Shelley Clark, poet and teacher—some of her students were there.
Our good friend from New York, Tom Gallagher.
Someone in former Poet Laureate Ted Kooser’s Halloween Costume—a packing barrel looking like a leaky pipeline.
From the far-off stage, or over the jumbotron, the extraordinary wit and zeal of the Hip-Hop Caucus emcee, The Rev. Lennox Yearwood, kept a freezing crowd moving. Next to us it was up with the blanket and the children’s snacks and the children, then hip, hop, move; hip, hop, move.
More speeches, more moving, clear from near 14th Street until we were centered on the White House.
Senator Sheldon Whitehouse from Rhode Island urging his colleagues to listen to the science, to start acting. (Why can’t we all have Congressional representatives who care about the future?) Billionaire investment counselor Thomas Steyer explaining why wind and solar are smarter investments. The challenge to President Obama—be the first world leader to say “no” to a project simply because it is bad for the environment.
Then finally off down the slope to Constitution Avenue, following the banners, where a band of drums and tubas and trumpets joined us and soon attracted a dancing second line. Over to 17th, up 17th, to Pennsylvania Avenue, then down to the White House, shouting our slogans. “Hey, hey, ho, ho; the XL Pipeline’s got to go.” “We are unstoppable, a better world is possible” soon morphed into “We are responsible, a better world is possible.”
The band struck up “This Little Gospel Light of Mine” just as we got to the inauguration viewing stand. All around the whole wide world: the homes of family and friends where we were graciously hosted for dinner in the DC area, back in Nebraska where friends and family were cheering us on, down to Florida where the President was golfing with Tiger Woods, clear to Bangladesh where, if we don’t act now, there will be 40 million victims of climate change by 2050.
They report the number at the rally, but seldom mention the number who will starve to death, who have no voice other than ours.
We gave them our voice in speeches and slogans and songs. We had done what little we could to make our little light shine. As Senator Whitehouse said, “We are going to look at our grandchildren and say, ‘Yes, we did!’” If Van Jones was right that 20 years from now this will be the only presidential decision anyone remembers, then we thousands there and tens of thousands at home can say, we helped the President make the right decision.

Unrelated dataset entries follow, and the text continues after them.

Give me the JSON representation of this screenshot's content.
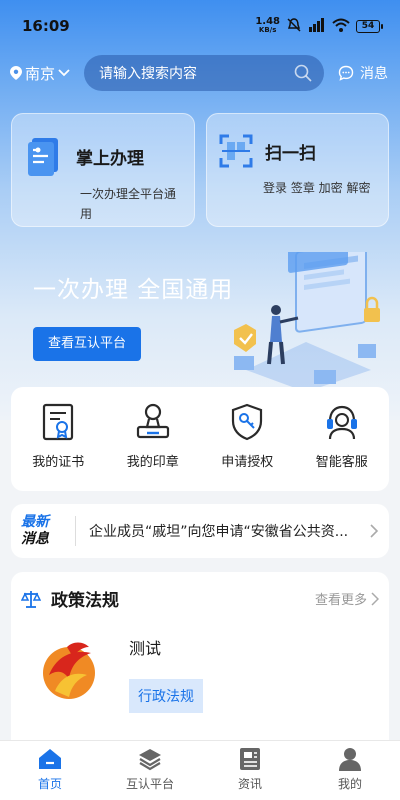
{
  "status_bar": {
    "time": "16:09",
    "net_speed_value": "1.48",
    "net_speed_unit": "KB/s",
    "battery": "54"
  },
  "header": {
    "city": "南京",
    "search_placeholder": "请输入搜索内容",
    "message_label": "消息"
  },
  "cards": [
    {
      "title": "掌上办理",
      "desc": "一次办理全平台通用",
      "icon": "document-icon"
    },
    {
      "title": "扫一扫",
      "desc": "登录 签章 加密 解密",
      "icon": "scan-icon"
    }
  ],
  "banner": {
    "headline": "一次办理 全国通用",
    "button_label": "查看互认平台"
  },
  "quick_actions": [
    {
      "label": "我的证书",
      "icon": "certificate-icon"
    },
    {
      "label": "我的印章",
      "icon": "seal-icon"
    },
    {
      "label": "申请授权",
      "icon": "key-shield-icon"
    },
    {
      "label": "智能客服",
      "icon": "headset-icon"
    }
  ],
  "news": {
    "tag_line1": "最新",
    "tag_line2": "消息",
    "text": "企业成员“戚坦”向您申请“安徽省公共资..."
  },
  "policy": {
    "title": "政策法规",
    "more_label": "查看更多",
    "item_title": "测试",
    "item_category": "行政法规"
  },
  "tabbar": [
    {
      "label": "首页",
      "active": true
    },
    {
      "label": "互认平台",
      "active": false
    },
    {
      "label": "资讯",
      "active": false
    },
    {
      "label": "我的",
      "active": false
    }
  ],
  "colors": {
    "primary": "#1a73e8",
    "header_blue": "#3f8ff0"
  }
}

At the pub that hosted our evening preparations for the Sunday rally, a writer from Minnesota (seems they are building or expanding pipelines everywhere these days) said, “This is not a battle. It’s the last battle. Lose now, and we are all lost for good.” All around the whole wide world.